** THE PROBLEM **
Nothing but a full, exact copy of the data is needed.

*** DATASET EXTRACT ***

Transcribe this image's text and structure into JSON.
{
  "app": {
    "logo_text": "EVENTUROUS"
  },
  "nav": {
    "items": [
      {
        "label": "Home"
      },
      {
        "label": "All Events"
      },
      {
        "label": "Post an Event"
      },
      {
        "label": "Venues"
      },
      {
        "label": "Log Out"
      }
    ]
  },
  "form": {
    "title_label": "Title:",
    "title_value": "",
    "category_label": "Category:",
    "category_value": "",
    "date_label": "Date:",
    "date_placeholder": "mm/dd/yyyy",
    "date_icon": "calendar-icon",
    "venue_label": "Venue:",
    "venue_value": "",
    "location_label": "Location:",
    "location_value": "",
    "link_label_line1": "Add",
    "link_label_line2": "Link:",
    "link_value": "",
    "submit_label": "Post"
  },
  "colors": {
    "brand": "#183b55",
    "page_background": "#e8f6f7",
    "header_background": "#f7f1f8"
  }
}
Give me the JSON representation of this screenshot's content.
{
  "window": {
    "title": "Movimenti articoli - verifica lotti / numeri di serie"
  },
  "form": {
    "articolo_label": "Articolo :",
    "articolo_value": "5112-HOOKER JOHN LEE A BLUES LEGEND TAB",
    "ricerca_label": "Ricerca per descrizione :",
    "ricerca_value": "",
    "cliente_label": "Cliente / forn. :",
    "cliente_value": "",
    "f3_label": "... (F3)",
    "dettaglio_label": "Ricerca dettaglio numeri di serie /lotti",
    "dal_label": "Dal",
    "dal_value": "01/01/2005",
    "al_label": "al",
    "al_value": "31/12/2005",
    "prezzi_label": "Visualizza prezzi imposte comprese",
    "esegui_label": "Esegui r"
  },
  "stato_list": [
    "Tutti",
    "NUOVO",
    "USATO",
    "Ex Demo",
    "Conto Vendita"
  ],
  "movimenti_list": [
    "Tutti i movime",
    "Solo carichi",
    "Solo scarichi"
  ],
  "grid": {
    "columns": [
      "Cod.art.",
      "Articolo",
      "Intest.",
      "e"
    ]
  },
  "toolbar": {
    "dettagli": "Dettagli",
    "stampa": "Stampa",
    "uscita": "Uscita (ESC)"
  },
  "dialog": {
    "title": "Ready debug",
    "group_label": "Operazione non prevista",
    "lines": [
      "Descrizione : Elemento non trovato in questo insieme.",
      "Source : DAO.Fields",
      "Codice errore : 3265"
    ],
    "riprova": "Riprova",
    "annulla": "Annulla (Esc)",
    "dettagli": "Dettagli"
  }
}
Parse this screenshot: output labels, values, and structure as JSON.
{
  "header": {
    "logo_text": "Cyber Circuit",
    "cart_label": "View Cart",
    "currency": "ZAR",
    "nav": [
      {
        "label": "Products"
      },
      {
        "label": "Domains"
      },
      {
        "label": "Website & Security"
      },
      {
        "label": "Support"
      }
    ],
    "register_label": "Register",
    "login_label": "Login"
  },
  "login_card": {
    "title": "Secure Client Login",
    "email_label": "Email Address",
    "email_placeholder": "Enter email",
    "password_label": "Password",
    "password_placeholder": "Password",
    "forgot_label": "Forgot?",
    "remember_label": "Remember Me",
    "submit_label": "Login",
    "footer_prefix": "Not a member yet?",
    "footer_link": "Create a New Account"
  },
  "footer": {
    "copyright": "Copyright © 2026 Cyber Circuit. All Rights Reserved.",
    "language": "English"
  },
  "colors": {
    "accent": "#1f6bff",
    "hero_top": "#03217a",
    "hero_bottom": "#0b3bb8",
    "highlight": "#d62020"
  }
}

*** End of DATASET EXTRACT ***

** WRITTEN RESPONSE **
Transcribe this image's text and structure into JSON.
{
  "app": {
    "logo_text": "EVENTUROUS"
  },
  "nav": {
    "items": [
      {
        "label": "Home"
      },
      {
        "label": "All Events"
      },
      {
        "label": "Post an Event"
      },
      {
        "label": "Venues"
      },
      {
        "label": "Log Out"
      }
    ]
  },
  "form": {
    "title_label": "Title:",
    "title_value": "",
    "category_label": "Category:",
    "category_value": "",
    "date_label": "Date:",
    "date_placeholder": "mm/dd/yyyy",
    "date_icon": "calendar-icon",
    "venue_label": "Venue:",
    "venue_value": "",
    "location_label": "Location:",
    "location_value": "",
    "link_label_line1": "Add",
    "link_label_line2": "Link:",
    "link_value": "",
    "submit_label": "Post"
  },
  "colors": {
    "brand": "#183b55",
    "page_background": "#e8f6f7",
    "header_background": "#f7f1f8"
  }
}
Give me the JSON representation of this screenshot's content.
{
  "window": {
    "title": "Movimenti articoli - verifica lotti / numeri di serie"
  },
  "form": {
    "articolo_label": "Articolo :",
    "articolo_value": "5112-HOOKER JOHN LEE A BLUES LEGEND TAB",
    "ricerca_label": "Ricerca per descrizione :",
    "ricerca_value": "",
    "cliente_label": "Cliente / forn. :",
    "cliente_value": "",
    "f3_label": "... (F3)",
    "dettaglio_label": "Ricerca dettaglio numeri di serie /lotti",
    "dal_label": "Dal",
    "dal_value": "01/01/2005",
    "al_label": "al",
    "al_value": "31/12/2005",
    "prezzi_label": "Visualizza prezzi imposte comprese",
    "esegui_label": "Esegui r"
  },
  "stato_list": [
    "Tutti",
    "NUOVO",
    "USATO",
    "Ex Demo",
    "Conto Vendita"
  ],
  "movimenti_list": [
    "Tutti i movime",
    "Solo carichi",
    "Solo scarichi"
  ],
  "grid": {
    "columns": [
      "Cod.art.",
      "Articolo",
      "Intest.",
      "e"
    ]
  },
  "toolbar": {
    "dettagli": "Dettagli",
    "stampa": "Stampa",
    "uscita": "Uscita (ESC)"
  },
  "dialog": {
    "title": "Ready debug",
    "group_label": "Operazione non prevista",
    "lines": [
      "Descrizione : Elemento non trovato in questo insieme.",
      "Source : DAO.Fields",
      "Codice errore : 3265"
    ],
    "riprova": "Riprova",
    "annulla": "Annulla (Esc)",
    "dettagli": "Dettagli"
  }
}
Parse this screenshot: output labels, values, and structure as JSON.
{
  "header": {
    "logo_text": "Cyber Circuit",
    "cart_label": "View Cart",
    "currency": "ZAR",
    "nav": [
      {
        "label": "Products"
      },
      {
        "label": "Domains"
      },
      {
        "label": "Website & Security"
      },
      {
        "label": "Support"
      }
    ],
    "register_label": "Register",
    "login_label": "Login"
  },
  "login_card": {
    "title": "Secure Client Login",
    "email_label": "Email Address",
    "email_placeholder": "Enter email",
    "password_label": "Password",
    "password_placeholder": "Password",
    "forgot_label": "Forgot?",
    "remember_label": "Remember Me",
    "submit_label": "Login",
    "footer_prefix": "Not a member yet?",
    "footer_link": "Create a New Account"
  },
  "footer": {
    "copyright": "Copyright © 2026 Cyber Circuit. All Rights Reserved.",
    "language": "English"
  },
  "colors": {
    "accent": "#1f6bff",
    "hero_top": "#03217a",
    "hero_bottom": "#0b3bb8",
    "highlight": "#d62020"
  }
}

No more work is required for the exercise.